(Page and application data records)
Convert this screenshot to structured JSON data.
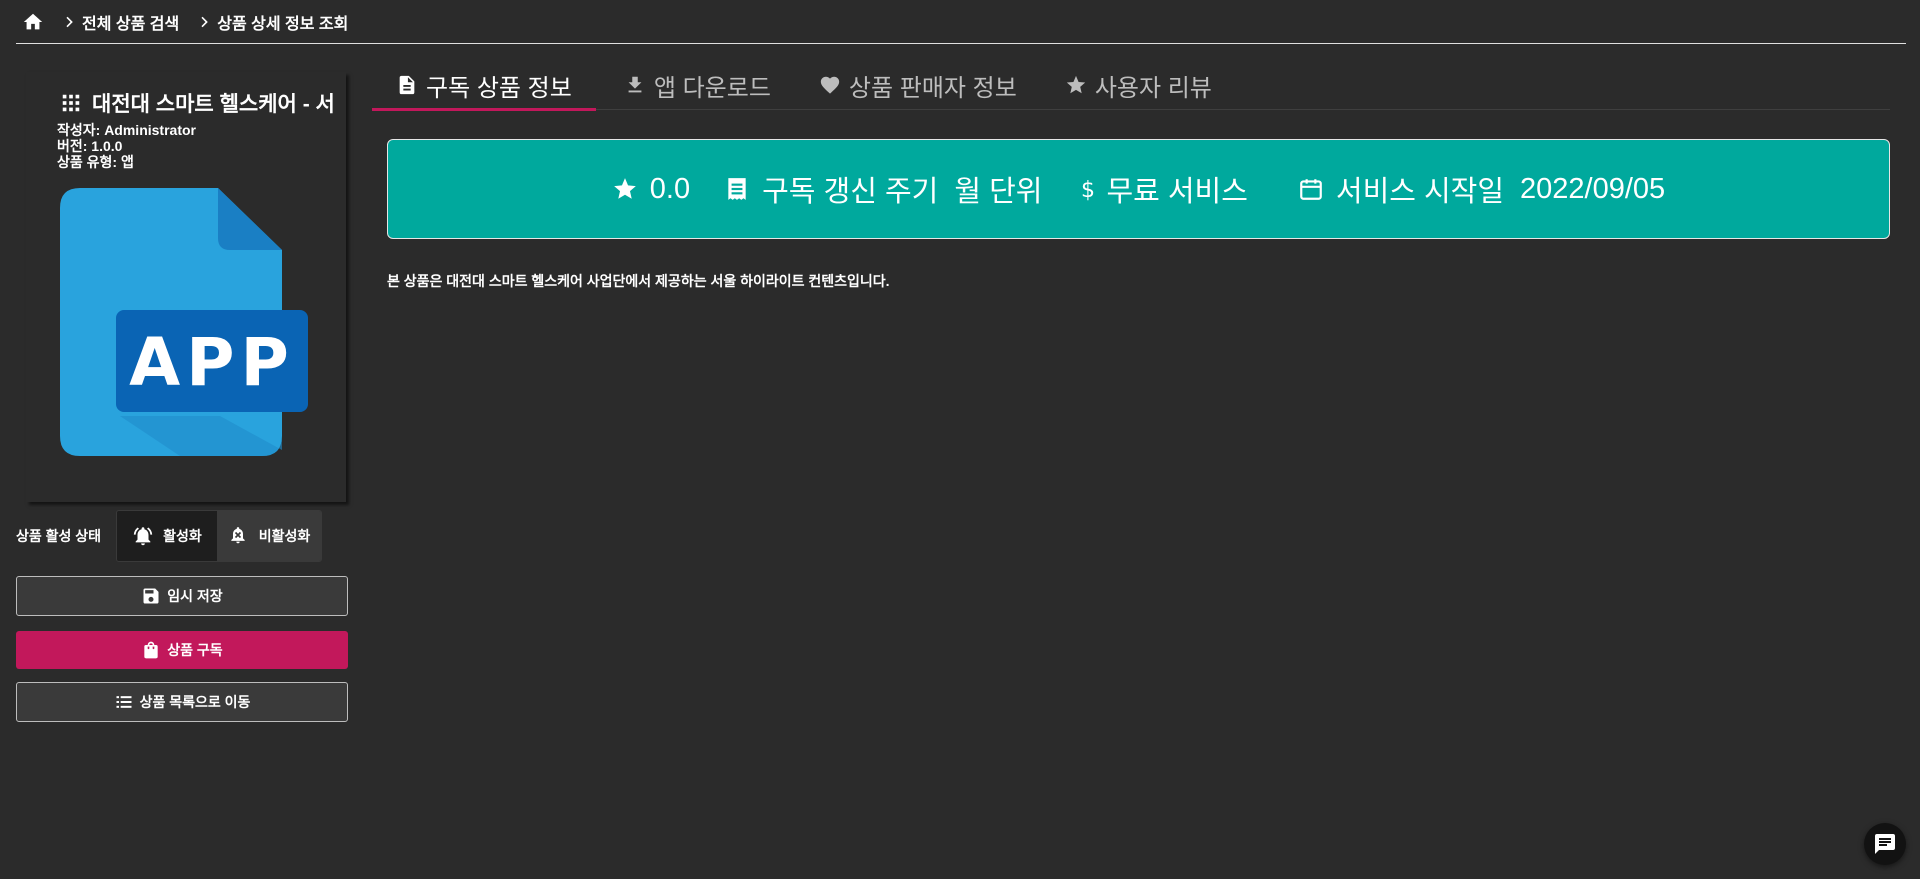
{
  "breadcrumb": {
    "items": [
      {
        "label": "전체 상품 검색"
      },
      {
        "label": "상품 상세 정보 조회"
      }
    ]
  },
  "product": {
    "title": "대전대 스마트 헬스케어 - 서",
    "author": "작성자: Administrator",
    "version": "버전: 1.0.0",
    "type": "상품 유형: 앱",
    "illustration_text": "APP"
  },
  "status": {
    "label": "상품 활성 상태",
    "active_label": "활성화",
    "inactive_label": "비활성화"
  },
  "actions": {
    "save_label": "임시 저장",
    "subscribe_label": "상품 구독",
    "list_label": "상품 목록으로 이동"
  },
  "tabs": [
    {
      "label": "구독 상품 정보",
      "icon": "document-icon",
      "active": true
    },
    {
      "label": "앱 다운로드",
      "icon": "download-icon",
      "active": false
    },
    {
      "label": "상품 판매자 정보",
      "icon": "heart-icon",
      "active": false
    },
    {
      "label": "사용자 리뷰",
      "icon": "star-icon",
      "active": false
    }
  ],
  "summary": {
    "rating": "0.0",
    "renewal_label": "구독 갱신 주기",
    "renewal_value": "월 단위",
    "price_label": "무료 서비스",
    "start_label": "서비스 시작일",
    "start_value": "2022/09/05"
  },
  "description": "본 상품은 대전대 스마트 헬스케어 사업단에서 제공하는 서울 하이라이트 컨텐츠입니다.",
  "colors": {
    "background": "#2b2b2b",
    "accent": "#c2185b",
    "banner": "#00a99d",
    "illustration_blue": "#29a3dd",
    "illustration_dark": "#0a64b4"
  }
}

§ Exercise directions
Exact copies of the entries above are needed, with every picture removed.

§ Response
Convert this screenshot to structured JSON data.
{
  "breadcrumb": {
    "items": [
      {
        "label": "전체 상품 검색"
      },
      {
        "label": "상품 상세 정보 조회"
      }
    ]
  },
  "product": {
    "title": "대전대 스마트 헬스케어 - 서",
    "author": "작성자: Administrator",
    "version": "버전: 1.0.0",
    "type": "상품 유형: 앱",
    "illustration_text": "APP"
  },
  "status": {
    "label": "상품 활성 상태",
    "active_label": "활성화",
    "inactive_label": "비활성화"
  },
  "actions": {
    "save_label": "임시 저장",
    "subscribe_label": "상품 구독",
    "list_label": "상품 목록으로 이동"
  },
  "tabs": [
    {
      "label": "구독 상품 정보",
      "icon": "document-icon",
      "active": true
    },
    {
      "label": "앱 다운로드",
      "icon": "download-icon",
      "active": false
    },
    {
      "label": "상품 판매자 정보",
      "icon": "heart-icon",
      "active": false
    },
    {
      "label": "사용자 리뷰",
      "icon": "star-icon",
      "active": false
    }
  ],
  "summary": {
    "rating": "0.0",
    "renewal_label": "구독 갱신 주기",
    "renewal_value": "월 단위",
    "price_label": "무료 서비스",
    "start_label": "서비스 시작일",
    "start_value": "2022/09/05"
  },
  "description": "본 상품은 대전대 스마트 헬스케어 사업단에서 제공하는 서울 하이라이트 컨텐츠입니다.",
  "colors": {
    "background": "#2b2b2b",
    "accent": "#c2185b",
    "banner": "#00a99d",
    "illustration_blue": "#29a3dd",
    "illustration_dark": "#0a64b4"
  }
}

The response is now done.